The news trickling out of Pakistan suggest that Pakistan is seriously considering deploying Pakistan Army to aid the dictators of Bahrain against their own people. This, obviously, is a humiliating and troubling turn in Pakistani foreign policy: it will put us on the wrong side of history and make our army into a mercenary force for hire by powerful tyrants.

Reportedly, the  foreign minister of Bahrain, Sheikh Khalid bin Ahmed Al-Khalifa, is visiting Pakistan to sort out the details. The Saudis, it is reported, have also put pressure on Pakistan and promised financial help or Pakistan in return for “lending” their troops to put down the popular uprising in Bahrain. It is also being argued that there are more than 30, 000 Pakistani workers in Bahrain and it is, therefore, in Pakistan’s interest to stabilize the regime there.

Yes, we know Pakistani economy is in trouble and we know Pakistan relies heavily on Saudi aid, but does that mean Pakistan’s army is available to rent for all non-democratic, non-representative, authoritarian regimes in the Middle East? The people of Bahrain have risen against their government: it is their right to do so. They are asking for equality, nondiscrimination, and equal rights for the Shia majority: that is their right, too.

The entire Middle East is in a democratic furor; we should not be the people who stand against this tide. Our army should not side with the tyrants and dictators and if they do so then it would be a sad and shame-filled episode in the history of Pakistan. We cannot even plead that the army has no say in the matter: they always have a say in political matters. If the Pakistan army deploys to Bahrain, it means the army leadership went along with the government’s decision, for they do not have a spectacular history of following the mandates of popularly elected governments if the don’t want to.

This is where the media and people of Pakistan must assert themselves: we must insist that our army shall not become a mercenary force deployed to support the petty dictators in the Middle East. No honorable military force will accept such a mission, nor would a democratically elected government, no matter what the size of the proverbial carrot offered by the Saudis, become a party to supporting dictatorship against the will of the people.

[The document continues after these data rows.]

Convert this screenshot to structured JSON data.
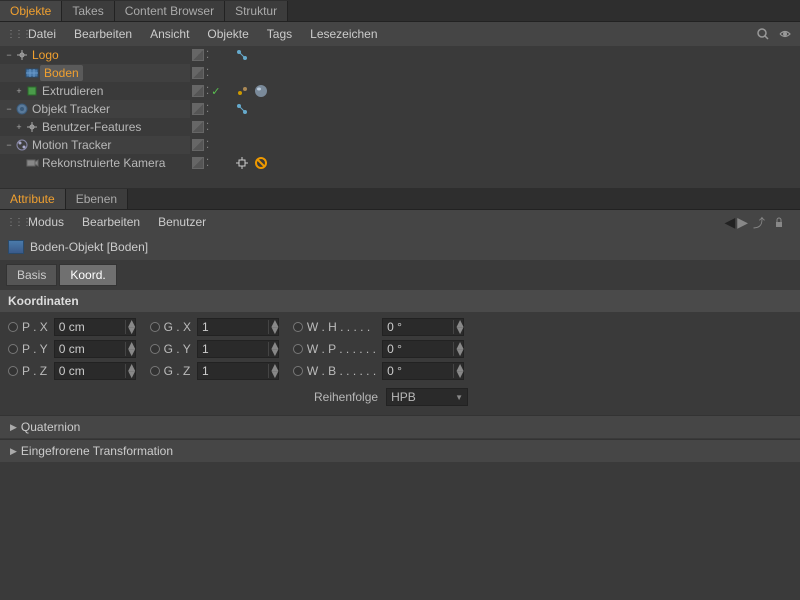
{
  "top_tabs": [
    "Objekte",
    "Takes",
    "Content Browser",
    "Struktur"
  ],
  "top_tabs_active": 0,
  "top_menu": [
    "Datei",
    "Bearbeiten",
    "Ansicht",
    "Objekte",
    "Tags",
    "Lesezeichen"
  ],
  "tree": [
    {
      "label": "Logo",
      "level": 0,
      "expander": "−",
      "icon": "null-icon",
      "orange": true,
      "selected": false,
      "checkmark": false
    },
    {
      "label": "Boden",
      "level": 1,
      "expander": "",
      "icon": "floor-icon",
      "orange": true,
      "selected": true,
      "checkmark": false
    },
    {
      "label": "Extrudieren",
      "level": 1,
      "expander": "+",
      "icon": "extrude-icon",
      "orange": false,
      "selected": false,
      "checkmark": true
    },
    {
      "label": "Objekt Tracker",
      "level": 0,
      "expander": "−",
      "icon": "tracker-icon",
      "orange": false,
      "selected": false,
      "checkmark": false
    },
    {
      "label": "Benutzer-Features",
      "level": 1,
      "expander": "+",
      "icon": "null-icon",
      "orange": false,
      "selected": false,
      "checkmark": false
    },
    {
      "label": "Motion Tracker",
      "level": 0,
      "expander": "−",
      "icon": "motion-icon",
      "orange": false,
      "selected": false,
      "checkmark": false
    },
    {
      "label": "Rekonstruierte Kamera",
      "level": 1,
      "expander": "",
      "icon": "camera-icon",
      "orange": false,
      "selected": false,
      "checkmark": false
    }
  ],
  "bottom_tabs": [
    "Attribute",
    "Ebenen"
  ],
  "bottom_tabs_active": 0,
  "bottom_menu": [
    "Modus",
    "Bearbeiten",
    "Benutzer"
  ],
  "attr_title": "Boden-Objekt [Boden]",
  "sub_tabs": [
    "Basis",
    "Koord."
  ],
  "sub_tabs_active": 1,
  "section_title": "Koordinaten",
  "coords": {
    "px": {
      "label": "P . X",
      "value": "0 cm"
    },
    "gx": {
      "label": "G . X",
      "value": "1"
    },
    "wh": {
      "label": "W . H . . . . .",
      "value": "0 °"
    },
    "py": {
      "label": "P . Y",
      "value": "0 cm"
    },
    "gy": {
      "label": "G . Y",
      "value": "1"
    },
    "wp": {
      "label": "W . P . . . . . .",
      "value": "0 °"
    },
    "pz": {
      "label": "P . Z",
      "value": "0 cm"
    },
    "gz": {
      "label": "G . Z",
      "value": "1"
    },
    "wb": {
      "label": "W . B . . . . . .",
      "value": "0 °"
    }
  },
  "order": {
    "label": "Reihenfolge",
    "value": "HPB"
  },
  "collapse_sections": [
    "Quaternion",
    "Eingefrorene Transformation"
  ]
}
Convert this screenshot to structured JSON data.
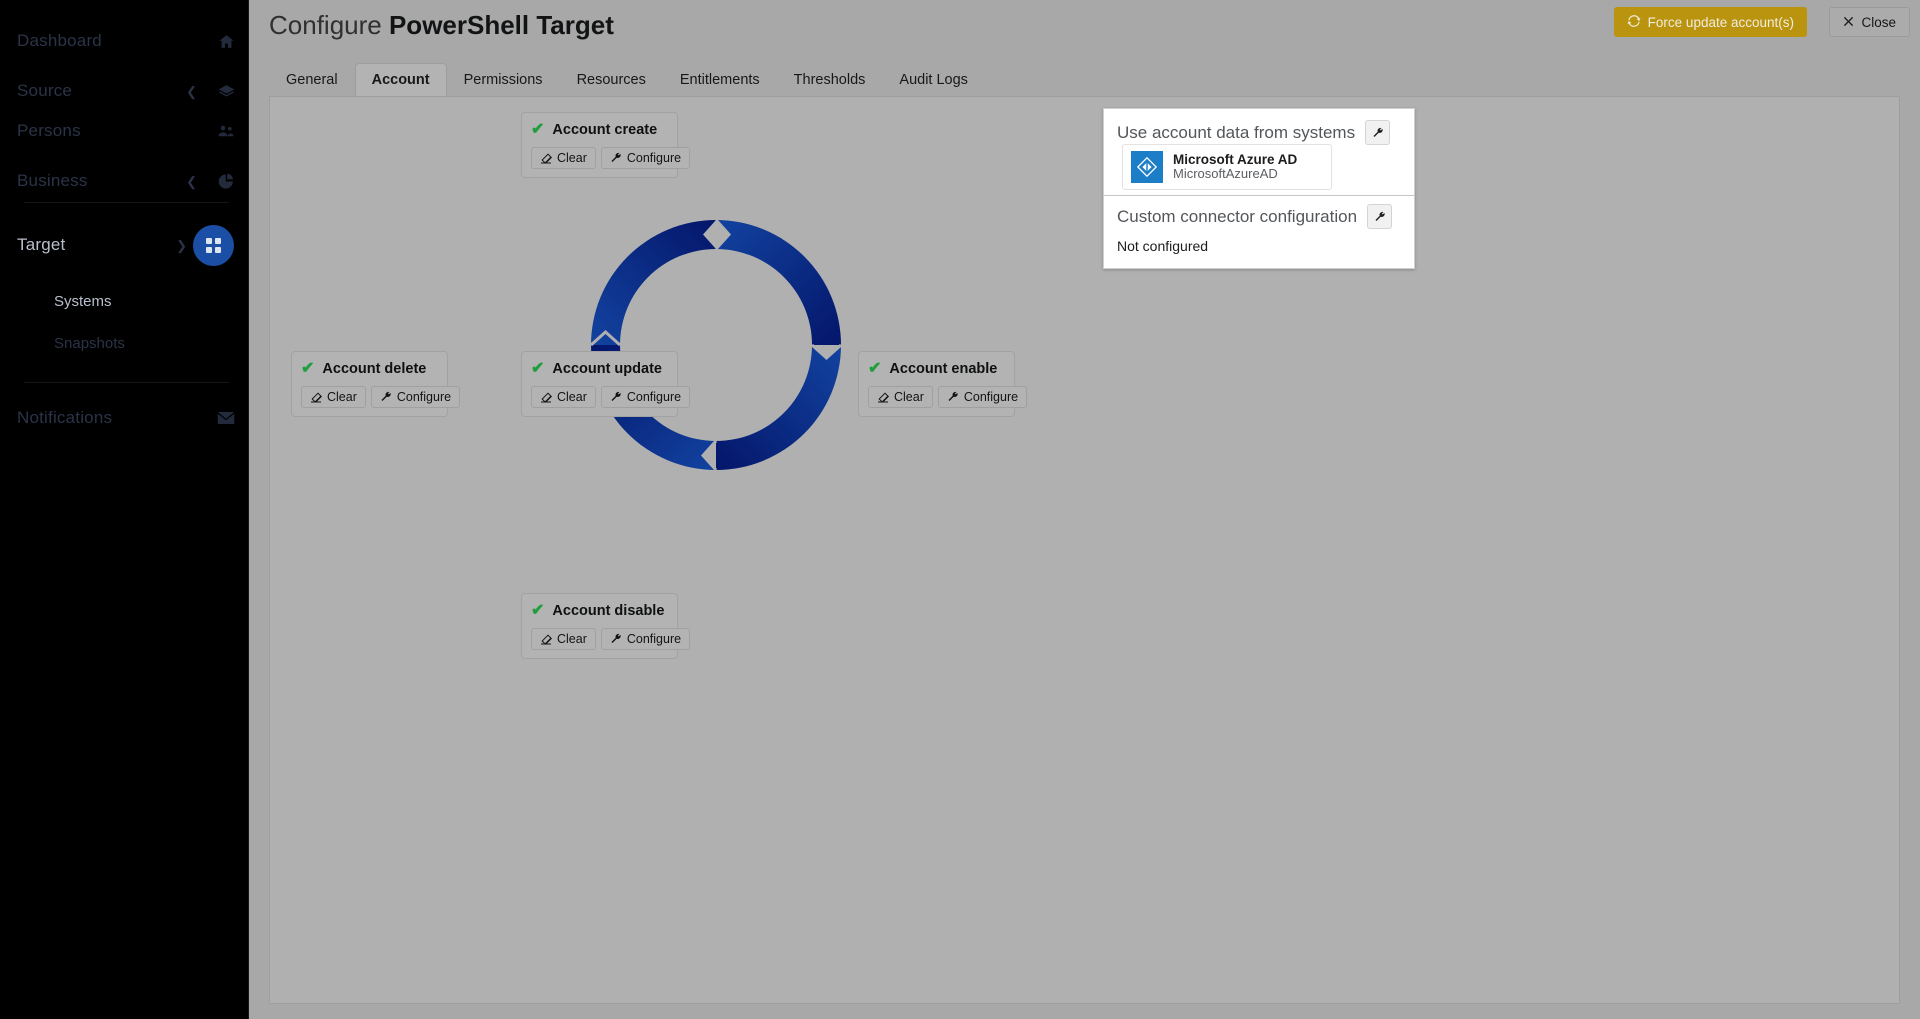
{
  "sidebar": {
    "items": [
      {
        "label": "Dashboard",
        "icon": "home-icon",
        "chevron": false,
        "active": false
      },
      {
        "label": "Source",
        "icon": "layers-icon",
        "chevron": true,
        "active": false
      },
      {
        "label": "Persons",
        "icon": "users-icon",
        "chevron": false,
        "active": false
      },
      {
        "label": "Business",
        "icon": "pie-icon",
        "chevron": true,
        "active": false
      },
      {
        "label": "Target",
        "icon": "grid-icon",
        "chevron": true,
        "active": true
      }
    ],
    "sub_items": [
      {
        "label": "Systems",
        "active": true
      },
      {
        "label": "Snapshots",
        "active": false
      }
    ],
    "notifications": {
      "label": "Notifications",
      "icon": "envelope-icon"
    }
  },
  "header": {
    "title_prefix": "Configure ",
    "title_bold": "PowerShell Target",
    "force_update_label": "Force update account(s)",
    "force_update_icon": "refresh-icon",
    "close_label": "Close",
    "close_icon": "close-icon",
    "accent_gold": "#ba940e"
  },
  "tabs": [
    {
      "label": "General",
      "selected": false
    },
    {
      "label": "Account",
      "selected": true
    },
    {
      "label": "Permissions",
      "selected": false
    },
    {
      "label": "Resources",
      "selected": false
    },
    {
      "label": "Entitlements",
      "selected": false
    },
    {
      "label": "Thresholds",
      "selected": false
    },
    {
      "label": "Audit Logs",
      "selected": false
    }
  ],
  "lifecycle": {
    "check_icon": "check-icon",
    "check_color": "#1e9e3d",
    "clear_label": "Clear",
    "clear_icon": "eraser-icon",
    "configure_label": "Configure",
    "configure_icon": "wrench-icon",
    "cards": [
      {
        "title": "Account create",
        "position": "top"
      },
      {
        "title": "Account delete",
        "position": "left"
      },
      {
        "title": "Account update",
        "position": "center"
      },
      {
        "title": "Account enable",
        "position": "right"
      },
      {
        "title": "Account disable",
        "position": "bottom"
      }
    ],
    "ring": {
      "segments": 4,
      "color_light": "#13449e",
      "color_dark": "#041a66",
      "gap_color": "#b0b0b0"
    }
  },
  "account_data": {
    "use_label": "Use account data from systems",
    "use_config_icon": "wrench-icon",
    "system": {
      "name": "Microsoft Azure AD",
      "identifier": "MicrosoftAzureAD",
      "logo": "azure-ad-logo",
      "logo_color": "#1d7ec8"
    },
    "custom_label": "Custom connector configuration",
    "custom_config_icon": "wrench-icon",
    "custom_status": "Not configured"
  }
}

So, let us hope our leaders–military and civilian–will pause a little before committing Pakistan to the wrong and shameful side of history.